Guest Post By Nate Vandervest Running Coach, CSCS, CES
A very misunderstood part of training is overtraining. This isn’t something that only happens to the elite runner it can happen to anyone. This usually occurs after a period of time that a runner really pushes their limits. The reason it is so hard to diagnose is that the signs and symptoms are very vague. What I hope to do is give you the knowledge to make smart decisions if you ever have any of these symptoms.
Runners that over-train often mention the same things when asked “how do you feel?” The first thing they usually say is that “my legs are heavy” or something like that. Other symptoms include increased resting heart rate, irritability, increased thirst at night, change in sleep patterns, losing the will to compete, and decreased performance. Decreased performance is the main indicator of overtraining. When someone is over-trained the rate of illness and injury also go up because the body is working so hard to catch up that the immune system is compromised. Injury then occurs due to the constant break down of the body coupled with the lack of recovery time.
This becomes a slippery slope. If you had a bad race you tend to think, “I must work harder.” In this scenario that is that worst thing that a runner could do. If you are putting in more and more effort but you are not seeing the results on race day then you should step back and look at your training plan closely. Once someone is mildly over-trained it will take a full week of not running at all to recover. For more serious cases it will take even longer.
This is where a strategic training plan is worth its weight in gold. The plan will take you through multiple phases of training to stress the body into getting better. Periods of building up and then recovering should be the norm. The fine line comes between what running coaches call over-reaching and over-training. One is really good and one is really bad. A good program will have you pushing your limits for just long enough to get huge gains in your running ability. A not-so-good plan will push you right over the edge of the cliff and into overtraining mode

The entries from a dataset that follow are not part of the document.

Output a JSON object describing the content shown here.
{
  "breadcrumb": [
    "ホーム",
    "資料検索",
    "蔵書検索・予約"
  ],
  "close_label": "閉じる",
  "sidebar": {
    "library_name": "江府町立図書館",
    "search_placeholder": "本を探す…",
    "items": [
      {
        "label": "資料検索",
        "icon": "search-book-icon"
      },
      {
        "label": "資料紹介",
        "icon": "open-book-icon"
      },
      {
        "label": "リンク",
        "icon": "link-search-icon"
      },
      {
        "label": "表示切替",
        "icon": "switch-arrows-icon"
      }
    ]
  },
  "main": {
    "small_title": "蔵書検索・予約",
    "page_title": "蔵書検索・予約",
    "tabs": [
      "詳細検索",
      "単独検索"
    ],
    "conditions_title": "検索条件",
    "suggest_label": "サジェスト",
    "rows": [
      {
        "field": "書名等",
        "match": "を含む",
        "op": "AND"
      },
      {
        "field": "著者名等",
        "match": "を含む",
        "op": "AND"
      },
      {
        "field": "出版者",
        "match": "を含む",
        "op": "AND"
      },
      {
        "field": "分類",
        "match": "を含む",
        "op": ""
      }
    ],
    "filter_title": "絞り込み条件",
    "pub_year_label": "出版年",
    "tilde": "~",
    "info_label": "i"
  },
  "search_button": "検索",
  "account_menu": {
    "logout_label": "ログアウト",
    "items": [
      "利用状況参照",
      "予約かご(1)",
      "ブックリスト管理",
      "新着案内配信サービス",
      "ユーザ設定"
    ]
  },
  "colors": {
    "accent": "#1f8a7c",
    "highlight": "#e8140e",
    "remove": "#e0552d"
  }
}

The take away from all of this is to listen to your body. Pay attention to little aches and pains. Write down on a calendar if you are not sleeping well or have any of the other symptoms. On the flip side don’t confuse a bad race with overtraining either. Sometimes it just isn’t your day. If you listen to your body and have a good plan, most of the time you will have a great day!
Train smarter, not harder.
Running Coach, CSCS, CES
Nate is a running coach and strength coach that specializes in running assessments, strength training and personalized running programs. For more information contact [email protected]